Published Date: Apr 08 2023
Liraglutide treatment for diabetes
Type 2 diabetes is a chronic compensated disease with high blood sugar levels, mainly characterized by decreased insulin secretion and increased liver glucose output. Liraglutide was approved for adult type 2 diabetes in Europe in 2009 and in the United States in 2010. Its mechanism of action is mainly achieved by stimulating pancreatic beta cell proliferation and inhibiting apoptosis to achieve pancreatic function regeneration. Studies have shown that Liraglutide treatment can inhibit the serine phosphorylation of IRS-1 in mouse skeletal muscle cells to enhance insulin-induced glucose transporter 4 translocation, thus reducing insulin resistance. Clinical observations have shown that Liraglutide can be used as an adjuvant therapy for postoperative recurrent type 2 diabetes, and its combined use has better therapeutic effects on type 2 diabetes.
Type 1 diabetes is an autoimmune disease mediated by T-cell-induced pancreatic cell damage, and insulin injection therapy is currently the main treatment method. Clinical data show that Liraglutide can be used as a supplementary treatment for type 1 diabetes patients, which can significantly improve blood sugar, reduce the risk of severe hypoglycemia, and increase lipid oxidation and heat production to reduce weight, but also increase gastrointestinal adverse reactions. In addition, Liraglutide treatment can also inhibit the formation of hyperglycemia and lipolysis in type 1 diabetes. One study found that Liraglutide can inhibit human T lymphocytes from producing gamma interferon under high glucose conditions, which implies that Liraglutide also has potential therapeutic effects in the immune regulation process of type 1 diabetes.
Liraglutide treatment for obesity
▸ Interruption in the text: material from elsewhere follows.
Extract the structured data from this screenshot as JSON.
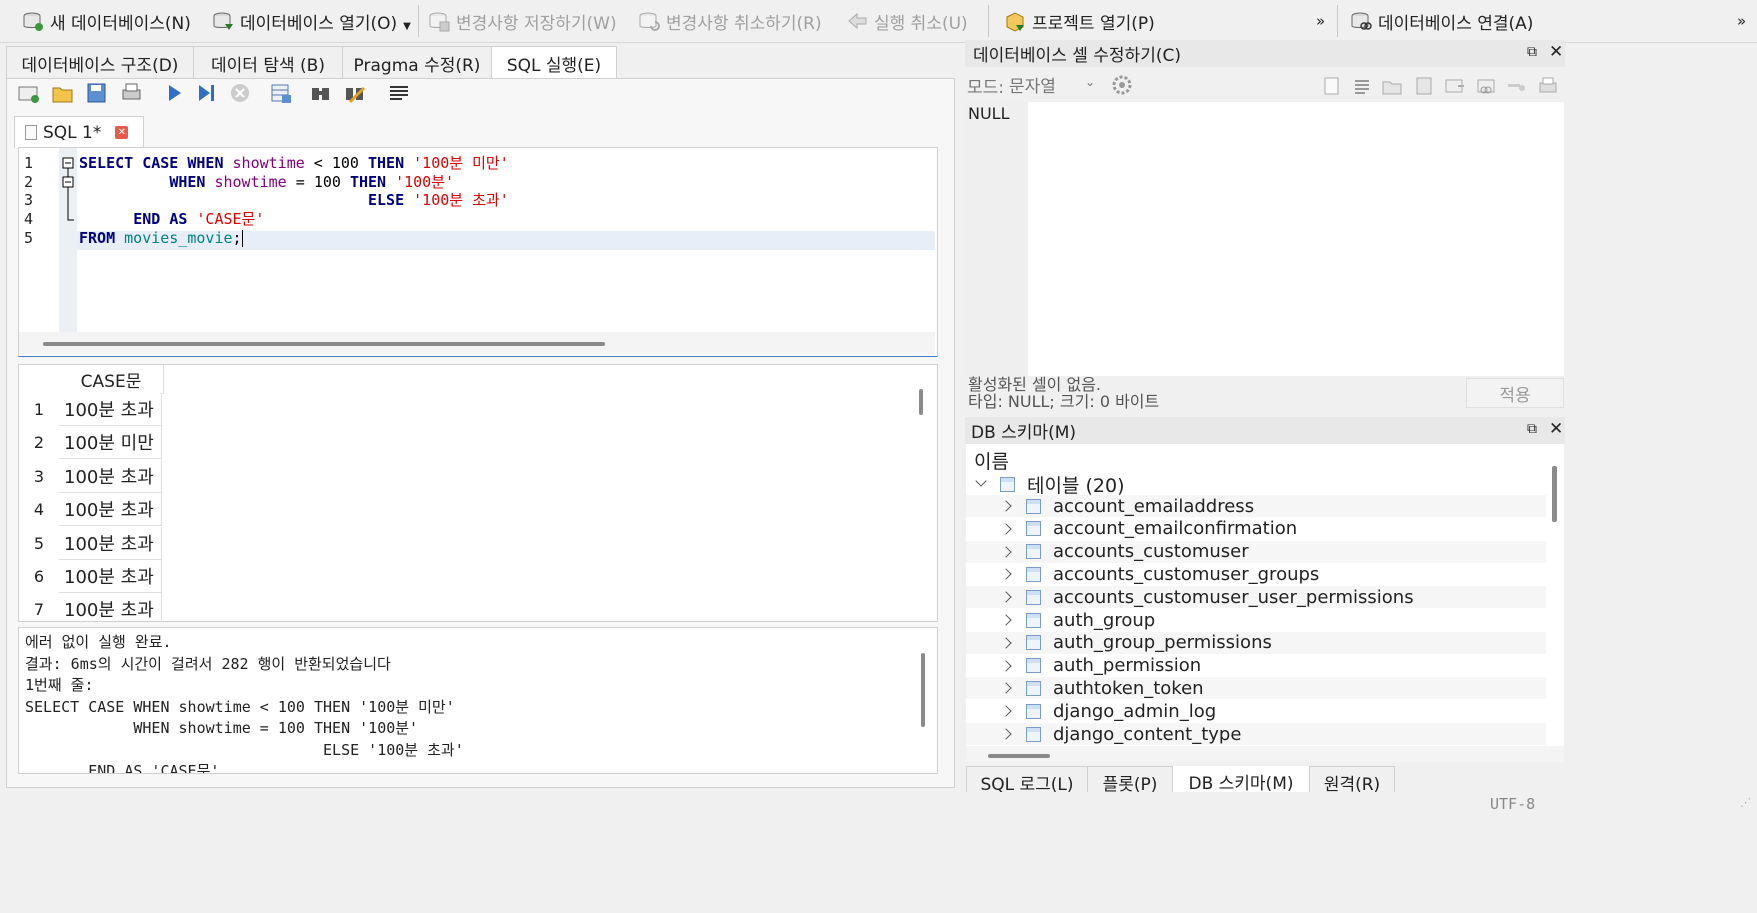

Obesity is a chronic metabolic disease caused by multiple factors such as genetics and environment, leading to excessive accumulation of fat and significantly exceeding normal body weight. Currently, most obesity treatment guidelines recommend the use of drug therapy in combination with lifestyle changes, and among them, Liraglutide has been approved by the US Food and Drug Administration as a safe and effective weight loss drug, with better effects than enhanced behavioral treatment for obesity. Liraglutide treatment mainly controls obesity by controlling appetite to reduce food intake. Its mechanisms mainly include activating GLP-1 receptors in the brain to produce anorectic effects; at the same time, regulating intestinal flora and delaying gastric emptying to increase satiety. In addition, it may also induce browning of white adipose tissue through the soluble guanylate cyclase-dependent pathway, activate adenylate cyclase pathway to reduce weight, and improve obesity. Clinical data analysis shows that Liraglutide controls obesity independently of the hypoglycemic effect and has a therapeutic effect on diabetes and non-diabetic patients. Synergy between long-acting vasopressin and Liraglutide can reverse obesity through the melanocortin-dependent pathway and has better tolerance.
Liraglutide treatment for mental disorders
Mood disorders, including major depressive disorder and bipolar disorder, are the major causes of disability and death worldwide, with cognitive as their core area. Currently, effective clinical treatments for mood disorders are limited, and severe mental illness is associated with cardiovascular disease, obesity, or metabolic syndrome. Liraglutide treatment as an anti-obesity and anti-diabetic drug has been proven safe for mental health in ongoing phase II and III randomized, double-blind trials. Liraglutide has good safety and tolerability for non-diabetic patients with mood disorders and can improve cognitive function. Interestingly, this improvement in cognitive function is closely related to changes in brain volume, including increase in volumes of the caudate nucleus, putamen, cortical area of the frontal lobe, and lateral orbitofrontal cortex.